NOTE: The following is the second excerpt from the small contribution I was proud to have made to the “Learning Perspectives 2010” collection put out by The Masie Center in memory and commemoration of Jonathan Kays. (see previous postings for details).
It is my contention that changes falling resulting from the Snowflake Effect of mass personalization such as the Third Industrial Revolution I covered in the previous posting and the dramatic transformation of “physically real” things are disruptive changes that will shake up and shape our future at a holistic and societal level. In addition to their direct use and applications to learning my greater concern and excitement is on the new skills, competencies and knowledge required by all of us as “students” living in this world and therefore the challenges and opportunities this presents to learning, education and training.
Enjoy and please add your comments or create your own postings with your reactions!
The Snowflake Effect is causing dramatic changes in the world of things as they rapidly transform from being mass produced to mass personalized and, in the process, become snowflakes themselves. Flexible manufacturing was one of the initial enablers of this transformation, but that was just the beginning. With the advent of more computer-controlled design and machining, and, more recently, the introduction of affordable 3D printers and scanners, we are seeing an increase in the personalization of individual items that can be designed and produced to match the unique context of an individual person/situation for no more - and often for less - cost than previously mass produced things.
This is about disruptive innovation: not disruptive elimination. We do not want or need everything to be unique. Large scale items such as airplanes and cruise ships will likely continue to be produced in quantity; but even now, these items are uniquely built to match the individual customer and be adapted to match some specific routes or conditions. Many large scale items are already being designed and built so that they can be changed over time to match contextual changes, whether predicted or not. For example, several of the world’s naval forces are building their newest ships so that they can be reconfigured to match different contexts of use, like switching from a configuration best suited for military situations to one that better accommodates response to natural disasters.

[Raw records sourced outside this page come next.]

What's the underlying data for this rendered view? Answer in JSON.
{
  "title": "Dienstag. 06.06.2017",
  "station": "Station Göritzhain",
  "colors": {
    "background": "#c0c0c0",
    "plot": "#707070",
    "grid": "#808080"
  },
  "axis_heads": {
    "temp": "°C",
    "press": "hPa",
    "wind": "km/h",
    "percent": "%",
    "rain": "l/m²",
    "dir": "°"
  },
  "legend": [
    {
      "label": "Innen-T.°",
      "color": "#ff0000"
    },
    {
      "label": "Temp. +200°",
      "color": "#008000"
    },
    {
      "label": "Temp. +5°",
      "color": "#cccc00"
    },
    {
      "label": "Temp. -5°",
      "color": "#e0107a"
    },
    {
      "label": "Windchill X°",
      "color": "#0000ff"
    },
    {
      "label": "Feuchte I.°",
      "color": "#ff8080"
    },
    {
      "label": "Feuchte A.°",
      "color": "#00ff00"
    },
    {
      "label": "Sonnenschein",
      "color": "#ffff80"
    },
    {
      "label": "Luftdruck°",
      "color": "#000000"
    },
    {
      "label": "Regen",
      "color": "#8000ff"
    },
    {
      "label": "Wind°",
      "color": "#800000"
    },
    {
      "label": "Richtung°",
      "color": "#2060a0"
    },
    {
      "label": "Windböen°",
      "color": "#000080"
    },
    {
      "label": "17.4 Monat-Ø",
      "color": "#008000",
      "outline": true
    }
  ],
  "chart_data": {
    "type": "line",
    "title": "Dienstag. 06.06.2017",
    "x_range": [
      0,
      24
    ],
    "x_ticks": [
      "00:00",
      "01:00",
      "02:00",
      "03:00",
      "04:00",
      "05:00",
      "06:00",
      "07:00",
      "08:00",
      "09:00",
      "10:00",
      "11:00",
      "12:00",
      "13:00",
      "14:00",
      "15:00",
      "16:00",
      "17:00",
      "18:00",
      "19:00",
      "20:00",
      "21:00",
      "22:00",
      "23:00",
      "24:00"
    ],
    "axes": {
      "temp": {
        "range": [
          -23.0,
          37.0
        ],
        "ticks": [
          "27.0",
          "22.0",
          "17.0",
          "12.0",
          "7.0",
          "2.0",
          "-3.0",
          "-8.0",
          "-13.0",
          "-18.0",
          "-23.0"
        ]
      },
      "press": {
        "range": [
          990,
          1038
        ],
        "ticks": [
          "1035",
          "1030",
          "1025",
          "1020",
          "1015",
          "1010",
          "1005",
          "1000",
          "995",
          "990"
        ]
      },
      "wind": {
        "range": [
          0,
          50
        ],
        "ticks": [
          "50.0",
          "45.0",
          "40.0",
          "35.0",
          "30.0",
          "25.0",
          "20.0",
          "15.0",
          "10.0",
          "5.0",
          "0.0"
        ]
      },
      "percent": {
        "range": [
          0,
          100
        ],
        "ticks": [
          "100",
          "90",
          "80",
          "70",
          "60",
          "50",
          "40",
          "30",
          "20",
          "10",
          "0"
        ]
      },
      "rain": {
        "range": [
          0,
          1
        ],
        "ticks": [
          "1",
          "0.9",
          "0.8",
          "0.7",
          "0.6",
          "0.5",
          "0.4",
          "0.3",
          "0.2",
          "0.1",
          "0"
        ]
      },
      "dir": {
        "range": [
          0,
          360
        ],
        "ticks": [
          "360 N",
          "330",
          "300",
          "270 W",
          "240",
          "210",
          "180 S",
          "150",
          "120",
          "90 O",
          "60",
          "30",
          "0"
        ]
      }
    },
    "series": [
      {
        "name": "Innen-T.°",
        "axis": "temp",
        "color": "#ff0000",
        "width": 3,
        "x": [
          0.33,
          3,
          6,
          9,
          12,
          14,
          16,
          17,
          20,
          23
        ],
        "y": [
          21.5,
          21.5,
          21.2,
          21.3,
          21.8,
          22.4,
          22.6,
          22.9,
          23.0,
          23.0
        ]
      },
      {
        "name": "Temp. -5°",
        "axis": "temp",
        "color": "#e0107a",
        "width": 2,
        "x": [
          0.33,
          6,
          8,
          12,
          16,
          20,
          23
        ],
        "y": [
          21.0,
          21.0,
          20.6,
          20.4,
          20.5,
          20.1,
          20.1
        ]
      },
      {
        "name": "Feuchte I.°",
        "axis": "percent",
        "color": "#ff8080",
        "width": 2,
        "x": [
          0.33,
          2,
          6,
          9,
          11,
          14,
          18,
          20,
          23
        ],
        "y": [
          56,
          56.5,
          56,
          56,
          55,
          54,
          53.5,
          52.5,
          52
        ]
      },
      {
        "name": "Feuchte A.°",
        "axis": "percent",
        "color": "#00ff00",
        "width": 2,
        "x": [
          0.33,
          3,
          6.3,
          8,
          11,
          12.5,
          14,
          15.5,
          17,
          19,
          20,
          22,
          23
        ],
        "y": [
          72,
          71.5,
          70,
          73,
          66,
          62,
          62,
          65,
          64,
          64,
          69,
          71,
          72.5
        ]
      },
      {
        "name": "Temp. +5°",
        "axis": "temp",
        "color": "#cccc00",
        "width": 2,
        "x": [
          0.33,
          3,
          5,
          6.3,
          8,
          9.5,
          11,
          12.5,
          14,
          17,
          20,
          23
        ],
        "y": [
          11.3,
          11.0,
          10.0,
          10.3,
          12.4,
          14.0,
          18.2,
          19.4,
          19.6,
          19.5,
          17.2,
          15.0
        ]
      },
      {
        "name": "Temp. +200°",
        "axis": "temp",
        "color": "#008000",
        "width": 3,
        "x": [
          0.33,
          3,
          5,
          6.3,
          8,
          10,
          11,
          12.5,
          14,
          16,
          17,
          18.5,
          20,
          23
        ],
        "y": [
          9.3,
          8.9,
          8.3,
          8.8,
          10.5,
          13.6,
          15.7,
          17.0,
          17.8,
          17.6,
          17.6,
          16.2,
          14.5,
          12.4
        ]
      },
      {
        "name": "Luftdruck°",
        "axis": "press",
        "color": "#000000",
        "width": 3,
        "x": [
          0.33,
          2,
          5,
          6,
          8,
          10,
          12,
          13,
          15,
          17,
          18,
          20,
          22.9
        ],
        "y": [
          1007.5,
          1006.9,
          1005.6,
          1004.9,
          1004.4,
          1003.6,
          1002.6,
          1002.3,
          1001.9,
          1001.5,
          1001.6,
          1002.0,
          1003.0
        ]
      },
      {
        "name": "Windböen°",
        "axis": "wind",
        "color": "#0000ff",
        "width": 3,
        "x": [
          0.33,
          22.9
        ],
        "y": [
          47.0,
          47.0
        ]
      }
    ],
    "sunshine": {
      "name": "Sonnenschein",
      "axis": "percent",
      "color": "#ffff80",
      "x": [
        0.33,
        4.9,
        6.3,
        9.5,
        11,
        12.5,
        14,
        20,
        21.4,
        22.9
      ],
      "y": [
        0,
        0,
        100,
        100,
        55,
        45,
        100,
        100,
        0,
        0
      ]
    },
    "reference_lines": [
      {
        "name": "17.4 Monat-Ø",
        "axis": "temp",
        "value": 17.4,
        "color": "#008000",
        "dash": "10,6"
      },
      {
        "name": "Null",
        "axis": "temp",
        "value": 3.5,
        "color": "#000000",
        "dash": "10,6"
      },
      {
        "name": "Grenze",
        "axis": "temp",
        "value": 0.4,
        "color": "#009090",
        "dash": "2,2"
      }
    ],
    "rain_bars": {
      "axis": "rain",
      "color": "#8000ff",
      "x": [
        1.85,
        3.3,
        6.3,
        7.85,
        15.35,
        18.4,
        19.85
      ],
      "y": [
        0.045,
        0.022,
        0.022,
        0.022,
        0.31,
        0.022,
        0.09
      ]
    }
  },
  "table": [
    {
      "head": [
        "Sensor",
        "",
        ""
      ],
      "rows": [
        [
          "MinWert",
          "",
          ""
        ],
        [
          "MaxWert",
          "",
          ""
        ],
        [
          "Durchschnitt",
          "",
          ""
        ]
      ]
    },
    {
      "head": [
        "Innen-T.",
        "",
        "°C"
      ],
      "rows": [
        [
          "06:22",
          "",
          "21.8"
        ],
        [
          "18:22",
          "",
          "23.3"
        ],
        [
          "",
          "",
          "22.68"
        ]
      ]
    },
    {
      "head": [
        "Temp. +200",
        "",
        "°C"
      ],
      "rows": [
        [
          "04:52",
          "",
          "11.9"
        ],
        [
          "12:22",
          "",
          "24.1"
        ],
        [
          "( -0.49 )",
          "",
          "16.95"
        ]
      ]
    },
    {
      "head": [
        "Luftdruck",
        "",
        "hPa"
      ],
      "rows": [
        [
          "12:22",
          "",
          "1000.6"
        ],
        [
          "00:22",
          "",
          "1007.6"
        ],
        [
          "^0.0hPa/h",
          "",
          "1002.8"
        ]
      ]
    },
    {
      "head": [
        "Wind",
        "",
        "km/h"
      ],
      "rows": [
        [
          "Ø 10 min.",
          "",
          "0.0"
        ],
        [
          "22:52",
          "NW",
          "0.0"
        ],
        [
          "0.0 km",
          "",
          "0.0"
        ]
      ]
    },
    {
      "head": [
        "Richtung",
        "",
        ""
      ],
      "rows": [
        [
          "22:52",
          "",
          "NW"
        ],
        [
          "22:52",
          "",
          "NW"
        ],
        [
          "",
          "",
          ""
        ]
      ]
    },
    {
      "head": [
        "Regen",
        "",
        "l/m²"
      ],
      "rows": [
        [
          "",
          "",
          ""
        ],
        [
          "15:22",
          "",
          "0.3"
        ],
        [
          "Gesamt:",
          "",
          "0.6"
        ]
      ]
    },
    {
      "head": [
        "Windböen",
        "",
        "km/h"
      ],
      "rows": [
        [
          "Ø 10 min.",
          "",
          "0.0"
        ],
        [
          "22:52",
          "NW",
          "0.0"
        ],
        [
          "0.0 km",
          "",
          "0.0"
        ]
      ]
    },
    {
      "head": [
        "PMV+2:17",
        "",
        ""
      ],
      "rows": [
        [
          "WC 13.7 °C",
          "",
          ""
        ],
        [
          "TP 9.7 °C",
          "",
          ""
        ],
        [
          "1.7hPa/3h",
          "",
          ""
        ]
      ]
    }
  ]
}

There will likely always be a need for some mass produced parts. We will still want large numbers of exactly the same thing (like fasteners, screws, nuts, bolts, etc.). There will be instances when many people will want to have the exact same thing and there will continue to be fads around popular books, songs and movies. But these will be at the front end of the Long Tail and small in number. As you move down the curve of the Long Tail, you find that more and more things for more and more people have less and less in common.
For example, even if I really like the pen you just showed me and we can “print” an exact duplicate for me, I might want to modify it a bit - to be shorter, heavier or more curved to better fit my hand and match the way I write. The same dynamics will play out for coffee cups, eyeglasses, shoes, chairs and certainly our learning in both process and content. In this way, there will be an equivalent Long Tail of things and it will be a spectrum with products falling at all points along the exponential curve towards uniqueness. As we are seeing with the Long Tail effect on music, movies, books and the like, the transition will be such that the volume of objects at the unique end of the tail will rise dramatically and become the majority in terms of instances, business and learning.
Above and beyond being mass customized and personalized by their design and production, things are increasingly connected to each other and us as we use them. One version of this is often referred to as “The Internet of Things”. A commonly cited example is the way in which home appliances are being connected to each other and the Internet for everything from monitoring energy use to setting thermostats and timing when to turn things off and on. All the items in your fridge are able to dynamically update their status in terms of how full they are, their expiration date, peak freshness and so on to help you choose what’s best to make for dinner tonight and what to pick up at the grocery store on your way home.
Start to think smaller and smarter: imagine and prepare yourself for things like “smart” and digital dust, dirt, pixels, locations, ink dots and paint. Products or “things” are going to increasingly be snowflakes themselves; alike, perhaps, but no two exactly the same. Just like us, as things become more like snowflakes, they too will start to have their own identity, networks, conversations and even their own “social networks”. Indeed, if you’re paying attention, many already do! But it is the more far reaching and latent effects of these changes - especially those on how, when, where and what we learn - that are most exciting.
The revolution in the world of learning is upon us and it is as daunting as it is exciting and powerful. The best way to predict the future is to design your own; therefore, we can strategically and serendipitously lead the transformation of learning, training and education rather than have it happen to us. By exploring and better understanding current trends and directions of the Snowflake Effect on the world of “things”, we will be able to bring the power of mass personalization to the world of learning. Each of us will be able to experience great learning moments every day.